- At a State Duma’s important Financial Market Committee meeting, Elvira Nabiullina spoke that the Russian Federation’s Central Bank (CBR) might test a digital ruble for more than a year before launching the CBDC.
- The head of the regulator stated that the digital ruble project would be implemented only if specific criteria were met.
- The monetary authority requires that the digital currency be freely convertible into the other two forms of Russian fiat, cash and bank money, at a 1:1 ratio.
According to the head of the monetary authority, the Bank of Russia is planning an extended trial of the digital version of the national fiat to ensure that it is a full-fledged ruble. However, the regulator has imposed some conditions on the new currency project implementation.
At a meeting of the State Duma’s influential Financial Market Committee, Elvira Nabiullina, the bank’s chair, spoke that the Russian Federation’s Central Bank (CBR) may test a digital ruble for more than a year before launching the CBDC. The head of the regulator stated that the digital ruble project would only be implemented if certain criteria were met.
The first requirement of the monetary authority is that the digital currency is freely convertible into the other two forms of Russian fiat, cash, and bank money, at a 1:1 ratio. In response to the risks of introducing the coin, Nabiullina emphasized that the issue involves monetary circulation and that financial authorities must exercise extreme caution. She even said that “It should be a real, full-fledged ruble. There will be no discounts or anything like that”.

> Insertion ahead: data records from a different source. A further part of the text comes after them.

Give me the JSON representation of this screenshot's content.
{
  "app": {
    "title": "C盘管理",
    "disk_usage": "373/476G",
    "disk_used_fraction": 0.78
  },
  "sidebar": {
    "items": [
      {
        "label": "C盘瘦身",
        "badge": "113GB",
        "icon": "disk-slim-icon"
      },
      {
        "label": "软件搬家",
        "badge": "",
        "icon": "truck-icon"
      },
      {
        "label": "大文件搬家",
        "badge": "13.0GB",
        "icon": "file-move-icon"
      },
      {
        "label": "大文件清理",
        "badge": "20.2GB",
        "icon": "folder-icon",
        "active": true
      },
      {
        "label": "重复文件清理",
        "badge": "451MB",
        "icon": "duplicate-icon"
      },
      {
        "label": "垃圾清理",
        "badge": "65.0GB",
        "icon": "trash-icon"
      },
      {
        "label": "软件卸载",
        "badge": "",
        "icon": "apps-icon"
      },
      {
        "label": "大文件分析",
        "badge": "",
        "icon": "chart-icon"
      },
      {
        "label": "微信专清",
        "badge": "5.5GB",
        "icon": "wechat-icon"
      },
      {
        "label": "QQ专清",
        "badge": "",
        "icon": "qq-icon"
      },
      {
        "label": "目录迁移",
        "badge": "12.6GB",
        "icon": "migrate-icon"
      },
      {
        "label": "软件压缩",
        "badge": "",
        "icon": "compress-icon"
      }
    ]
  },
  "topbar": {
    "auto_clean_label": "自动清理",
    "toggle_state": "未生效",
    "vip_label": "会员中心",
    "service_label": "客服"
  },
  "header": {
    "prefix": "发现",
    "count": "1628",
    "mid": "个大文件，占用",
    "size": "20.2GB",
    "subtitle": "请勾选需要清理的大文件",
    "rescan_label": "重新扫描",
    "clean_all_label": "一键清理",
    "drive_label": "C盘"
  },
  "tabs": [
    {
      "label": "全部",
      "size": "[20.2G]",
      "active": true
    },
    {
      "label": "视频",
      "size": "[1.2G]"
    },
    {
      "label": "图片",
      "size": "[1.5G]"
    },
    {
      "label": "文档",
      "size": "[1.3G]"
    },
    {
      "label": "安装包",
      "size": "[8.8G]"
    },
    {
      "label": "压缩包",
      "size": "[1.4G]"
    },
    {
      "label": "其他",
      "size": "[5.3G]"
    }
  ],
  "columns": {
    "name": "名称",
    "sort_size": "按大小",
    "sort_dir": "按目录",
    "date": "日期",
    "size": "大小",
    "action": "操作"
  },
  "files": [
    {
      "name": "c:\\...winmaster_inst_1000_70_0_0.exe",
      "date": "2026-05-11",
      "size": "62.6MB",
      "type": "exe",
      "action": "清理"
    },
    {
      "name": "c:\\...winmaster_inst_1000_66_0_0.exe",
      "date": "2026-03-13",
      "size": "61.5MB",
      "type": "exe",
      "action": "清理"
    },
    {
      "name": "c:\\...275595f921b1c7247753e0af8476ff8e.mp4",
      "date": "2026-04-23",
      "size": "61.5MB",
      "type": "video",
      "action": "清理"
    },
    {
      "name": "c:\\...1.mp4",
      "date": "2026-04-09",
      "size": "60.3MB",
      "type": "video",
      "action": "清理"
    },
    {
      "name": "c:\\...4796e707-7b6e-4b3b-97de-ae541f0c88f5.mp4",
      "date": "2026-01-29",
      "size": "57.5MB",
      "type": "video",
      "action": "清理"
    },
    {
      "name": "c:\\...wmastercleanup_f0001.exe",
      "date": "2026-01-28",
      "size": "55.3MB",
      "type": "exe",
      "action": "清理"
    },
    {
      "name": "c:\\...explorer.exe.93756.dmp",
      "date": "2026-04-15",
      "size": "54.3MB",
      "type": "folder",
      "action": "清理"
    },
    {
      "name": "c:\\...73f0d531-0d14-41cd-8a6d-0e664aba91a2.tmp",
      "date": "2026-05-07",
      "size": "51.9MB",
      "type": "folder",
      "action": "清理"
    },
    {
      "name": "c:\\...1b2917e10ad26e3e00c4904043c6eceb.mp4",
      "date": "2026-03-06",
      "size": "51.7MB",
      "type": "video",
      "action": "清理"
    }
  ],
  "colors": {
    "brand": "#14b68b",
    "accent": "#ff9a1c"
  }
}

The central bank’s top executive also stated that the digital ruble prototype would most likely be launched at the start of next year. It will launch with trials lasting at least another 12 months to see how the CBDC works. Another essential condition for the digital ruble’s success is that it does not accelerate inflation.
The Bank of Russia wants citizens to choose to use the digital ruble genuinely. They want them to use digital ruble just as they are increasingly selecting non-cash payment solutions. The goal, according to Nabiullina, is not to create a large number of digital rubles but rather to use this new currency to reduce transaction costs. Nabiullina even pointed that “Technologies now allow us to do that. And for us, this will be the criterion of success, not the volume of digital rubles”.
In June, the Russian central bank formed a digital ruble pilot group with over a dozen banks and other institutions participating. The authority intends to finish developing the platform’s prototype in December 2021 and begin testing the CBDC in January 2022 in a series of trials. In addition, to accommodate the digital currency, Russian officials plan to amend 13 laws and codes.